This same group of specialists took part in phase three of the Embark study, managing to recruit 12 patients aged four to eight. These data will be reviewed by the European Medicines Agency (EMA) in the hope that the therapy will be approved. A few weeks ago, the Envol clinical trial began for children under the age of four. The trial hopes to recruit an initial cohort of ten patients between age three and just under four, as per safety results for this group. Even younger patients will be allowed to take part at a later stage, such as those aged two to three, or even months’ old children—who, in fact, have not even been born yet—in order to determine the safety and efficacy of early treatment.

Six hospitals are taking part in this international trial, from the United Kingdom, Italy, the Netherlands, France, Belgium and Spain. The SJD Barcelona Children's Hospital has treated the first patient, and judging by the number of patients and families on the waiting list, we are confident that we will be able to recruit around four more participants. Once again, just like with the Embark study, our facility will offer the most patients to the study.

‘Our aim is to always try to offer every treatment option to our patients. However, not everyone is a candidate. There are several very specific clinical and genetic criteria that must be met. One of the most significant limiting factors in receiving this treatment is that patients must not have any antibodies against the vector (modified adenovirus) used to administer the dystrophin microgene’, highlights Andrés Nascimento.

A pioneering unit in neuromuscular disease

The Neuromuscular Diseases Unit at the SJD Barcelona Children's Hospital is made up of a multidisciplinary team with experience in the diagnosis of, treatment of and research into various diseases under the neuromuscular disorders group (NMD).

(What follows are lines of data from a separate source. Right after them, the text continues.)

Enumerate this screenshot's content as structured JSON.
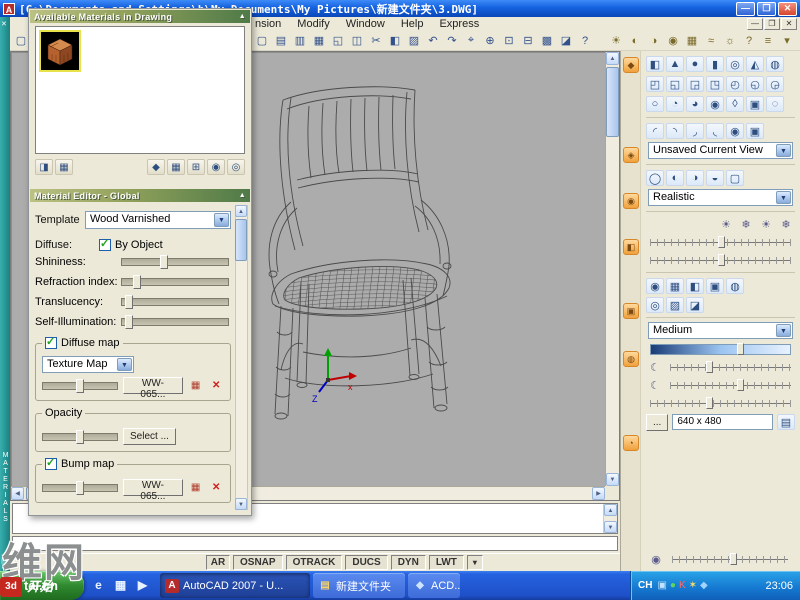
{
  "glyphs": {
    "check": "✓",
    "up": "▲",
    "down": "▼",
    "left": "◀",
    "right": "▶"
  },
  "titlebar": {
    "icon": "A",
    "title": "[C:\\Documents and Settings\\h\\My Documents\\My Pictures\\新建文件夹\\3.DWG]",
    "minimize": "—",
    "maximize": "❐",
    "close": "✕"
  },
  "menubar": {
    "items": [
      "nsion",
      "Modify",
      "Window",
      "Help",
      "Express"
    ],
    "child": [
      "—",
      "❐",
      "✕"
    ]
  },
  "toolbar": {
    "fragment": [
      {
        "name": "qnew",
        "glyph": "▢"
      }
    ],
    "main": [
      {
        "name": "new",
        "glyph": "▢"
      },
      {
        "name": "open",
        "glyph": "▤"
      },
      {
        "name": "save",
        "glyph": "▥"
      },
      {
        "name": "plot",
        "glyph": "▦"
      },
      {
        "name": "plot-preview",
        "glyph": "◱"
      },
      {
        "name": "publish",
        "glyph": "◫"
      },
      {
        "name": "cut",
        "glyph": "✂"
      },
      {
        "name": "copy",
        "glyph": "◧"
      },
      {
        "name": "paste",
        "glyph": "▨"
      },
      {
        "name": "undo",
        "glyph": "↶"
      },
      {
        "name": "redo",
        "glyph": "↷"
      },
      {
        "name": "pan",
        "glyph": "⌖"
      },
      {
        "name": "zoom-realtime",
        "glyph": "⊕"
      },
      {
        "name": "zoom-window",
        "glyph": "⊡"
      },
      {
        "name": "zoom-previous",
        "glyph": "⊟"
      },
      {
        "name": "designcenter",
        "glyph": "▩"
      },
      {
        "name": "tool-palettes",
        "glyph": "◪"
      },
      {
        "name": "help",
        "glyph": "?"
      }
    ],
    "right": [
      {
        "name": "lights",
        "glyph": "☀"
      },
      {
        "name": "hide",
        "glyph": "◐"
      },
      {
        "name": "visual-styles",
        "glyph": "◑"
      },
      {
        "name": "render-region",
        "glyph": "◉"
      },
      {
        "name": "materials",
        "glyph": "▦"
      },
      {
        "name": "fog",
        "glyph": "≈"
      },
      {
        "name": "render",
        "glyph": "☼"
      },
      {
        "name": "info",
        "glyph": "?"
      },
      {
        "name": "overflow",
        "glyph": "≡"
      },
      {
        "name": "more",
        "glyph": "▾"
      }
    ]
  },
  "palette": {
    "strip": {
      "close": "✕",
      "label": "MATERIALS",
      "bottom_icon": "▤"
    },
    "header": "Available Materials in Drawing",
    "collapse": "▲",
    "tools_left": [
      {
        "name": "create-material",
        "glyph": "◨"
      },
      {
        "name": "purge-material",
        "glyph": "▦"
      }
    ],
    "tools_right": [
      {
        "name": "swatch-geometry",
        "glyph": "◆"
      },
      {
        "name": "checkered-underlay",
        "glyph": "▦"
      },
      {
        "name": "preview-size",
        "glyph": "⊞"
      },
      {
        "name": "apply-material",
        "glyph": "◉"
      },
      {
        "name": "indicate-selection",
        "glyph": "◎"
      }
    ],
    "editor_header": "Material Editor - Global",
    "template_label": "Template",
    "template_value": "Wood Varnished",
    "diffuse_label": "Diffuse:",
    "by_object_label": "By Object",
    "sliders": [
      {
        "label": "Shininess:",
        "thumb": "left:36%"
      },
      {
        "label": "Refraction index:",
        "thumb": "left:10%"
      },
      {
        "label": "Translucency:",
        "thumb": "left:3%"
      },
      {
        "label": "Self-Illumination:",
        "thumb": "left:3%"
      }
    ],
    "diffuse_map": {
      "title": "Diffuse map",
      "combo_value": "Texture Map",
      "file_button": "WW-065...",
      "checker_icon": "▦",
      "delete_icon": "✕"
    },
    "opacity": {
      "title": "Opacity",
      "select_button": "Select ..."
    },
    "bump_map": {
      "title": "Bump map",
      "file_button": "WW-065...",
      "checker_icon": "▦",
      "delete_icon": "✕"
    }
  },
  "drawing": {
    "ucs_x": "x",
    "ucs_z": "Z"
  },
  "dashboard": {
    "launchers": [
      "◆",
      "◈",
      "◉",
      "◧",
      "▣",
      "◍",
      "◔"
    ],
    "make_row1": [
      "◧",
      "▲",
      "●",
      "▮",
      "◎",
      "◭",
      "◍"
    ],
    "make_row2": [
      "◰",
      "◱",
      "◲",
      "◳",
      "◴",
      "◵",
      "◶"
    ],
    "make_row3": [
      "○",
      "◔",
      "◕",
      "◉",
      "◊",
      "▣",
      "◌"
    ],
    "nav_row": [
      "◜",
      "◝",
      "◞",
      "◟",
      "◉",
      "▣"
    ],
    "view_combo": "Unsaved Current View",
    "style_row": [
      "◯",
      "◐",
      "◑",
      "◒",
      "▢"
    ],
    "style_combo": "Realistic",
    "light_row": [
      "☀",
      "❄",
      "☀",
      "❄"
    ],
    "mat_row1": [
      "◉",
      "▦",
      "◧",
      "▣",
      "◍"
    ],
    "mat_row2": [
      "◎",
      "▨",
      "◪"
    ],
    "quality_combo": "Medium",
    "moon_icon": "☾",
    "more_button": "...",
    "resolution": "640 x 480",
    "render_icon": "▤",
    "bottom_icon": "◉"
  },
  "statusbar": {
    "partial": "AR",
    "toggles": [
      "OSNAP",
      "OTRACK",
      "DUCS",
      "DYN",
      "LWT"
    ],
    "extra": "▾"
  },
  "taskbar": {
    "start_label": "开始",
    "quick": [
      {
        "name": "internet-explorer",
        "glyph": "e"
      },
      {
        "name": "show-desktop",
        "glyph": "▦"
      },
      {
        "name": "media-player",
        "glyph": "▶"
      }
    ],
    "tasks": [
      {
        "icon": "A",
        "icon_style": "background:#B52A2A;color:#fff",
        "label": "AutoCAD 2007 - U...",
        "active": "true"
      },
      {
        "icon": "▤",
        "icon_style": "color:#F5D36B",
        "label": "新建文件夹",
        "active": "false"
      },
      {
        "icon": "◆",
        "icon_style": "color:#CFE3FF",
        "label": "ACD...",
        "active": "false"
      }
    ],
    "tray": {
      "lang": "CH",
      "icons": [
        {
          "glyph": "▣",
          "style": "color:#BFE3FF"
        },
        {
          "glyph": "●",
          "style": "color:#5ED65E"
        },
        {
          "glyph": "K",
          "style": "color:#FF6B6B"
        },
        {
          "glyph": "✶",
          "style": "color:#FFE06B"
        },
        {
          "glyph": "◆",
          "style": "color:#9FD4FF"
        }
      ],
      "time": "23:06"
    }
  },
  "watermark": {
    "big": "维网",
    "small": "tal.cn",
    "badge": "3d"
  }
}
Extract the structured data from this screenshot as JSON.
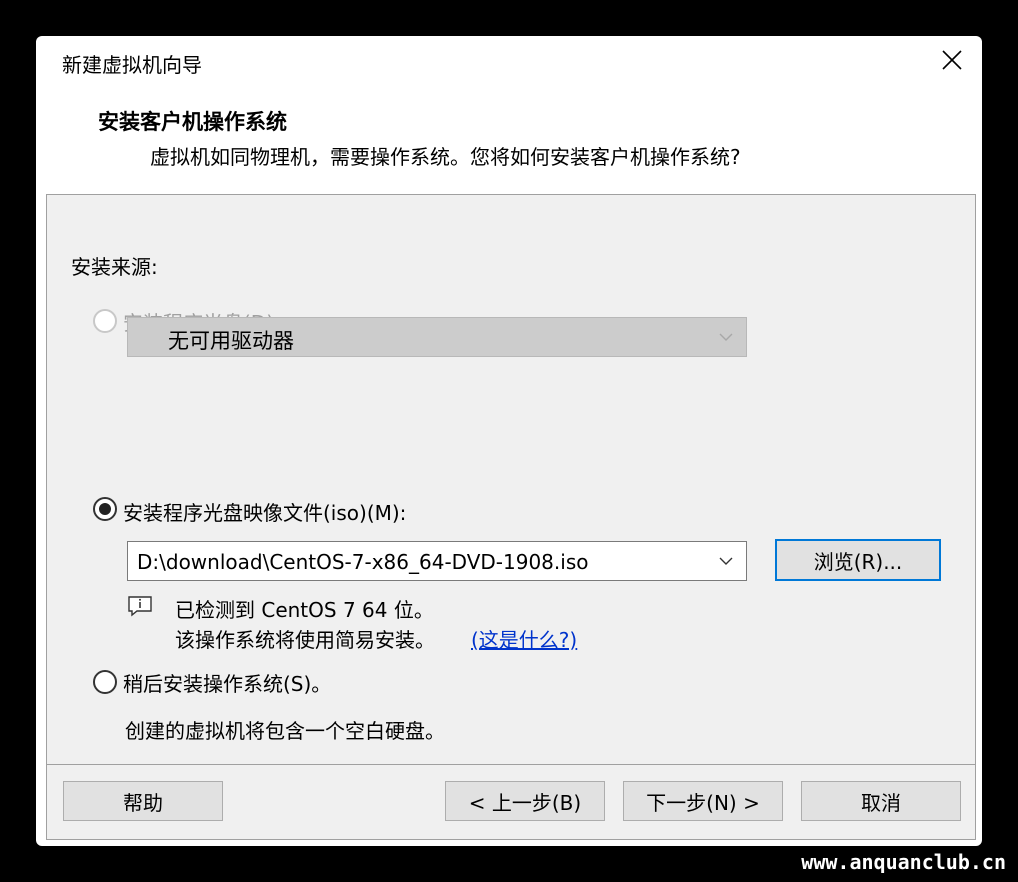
{
  "window": {
    "title": "新建虚拟机向导",
    "close_icon": "close-icon"
  },
  "header": {
    "heading": "安装客户机操作系统",
    "subtitle": "虚拟机如同物理机，需要操作系统。您将如何安装客户机操作系统?"
  },
  "install_source": {
    "label": "安装来源:",
    "options": [
      {
        "label": "安装程序光盘(D):",
        "selected": false,
        "enabled": false
      },
      {
        "label": "安装程序光盘映像文件(iso)(M):",
        "selected": true,
        "enabled": true
      },
      {
        "label": "稍后安装操作系统(S)。",
        "selected": false,
        "enabled": true
      }
    ],
    "disc_drive_value": "无可用驱动器",
    "iso_path_value": "D:\\download\\CentOS-7-x86_64-DVD-1908.iso",
    "browse_label": "浏览(R)...",
    "detect_line1": "已检测到 CentOS 7 64 位。",
    "detect_line2": "该操作系统将使用简易安装。",
    "what_is_this_link": "(这是什么?)",
    "later_description": "创建的虚拟机将包含一个空白硬盘。"
  },
  "footer": {
    "help_label": "帮助",
    "back_label": "< 上一步(B)",
    "next_label": "下一步(N) >",
    "cancel_label": "取消"
  },
  "watermark": "www.anquanclub.cn",
  "colors": {
    "accent": "#0078d7",
    "link": "#0033cc",
    "panel": "#f0f0f0"
  }
}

It is a pioneering unit in the treatment of patients with Duchenne muscular dystrophy and spinal muscular atrophy, among other disorders. It attends to 800 patients with NMD every year. The Unit works closely with healthcare entities and centres all over the world, and is developing an ambitious research and education programme focusing on patient and family healthcare provision. It has been working in close collaboration with the Clinical Research Unit for over 15 years.

Among the Unit's many accreditations, its membership of the European Reference Network for Neuromuscular Diseases (EURO NMD) stands out, not to mention its CSUR accreditation as a reference centre within the Neurology Department from the Spanish Ministry of Health. Within the context of Catalonia, the Unit is part of the Network of Units of Clinical Expertise (XUEC) for Care of Neuromuscular Diseases.

SJD and its commitment to pediatric clinical trials

The SJD Barcelona Children's Hospital is a reference centre in Spain for its work in the field of pediatric clinical research. Currently, the hospital provides support to 235 trials across 21 different therapeutic areas. Among these areas is the Neurology Department, in which several important investigations are being carried out to develop new treatments, such as advanced gene and cellular therapies. A significant portion of these trials—almost 70%—is focused on finding new, alternative treatments for rare diseases, many of which currently have no curative treatment method, such as Duchenne muscular dystrophy.

The high specialisation of the facility and its staff, as well as the possibility of offering new treatments that are currently in their research and investigation phase, means that the Hospital receives a high number of patient referrals—not just from within Spain, but from all over the world—to take part in these clinical trials.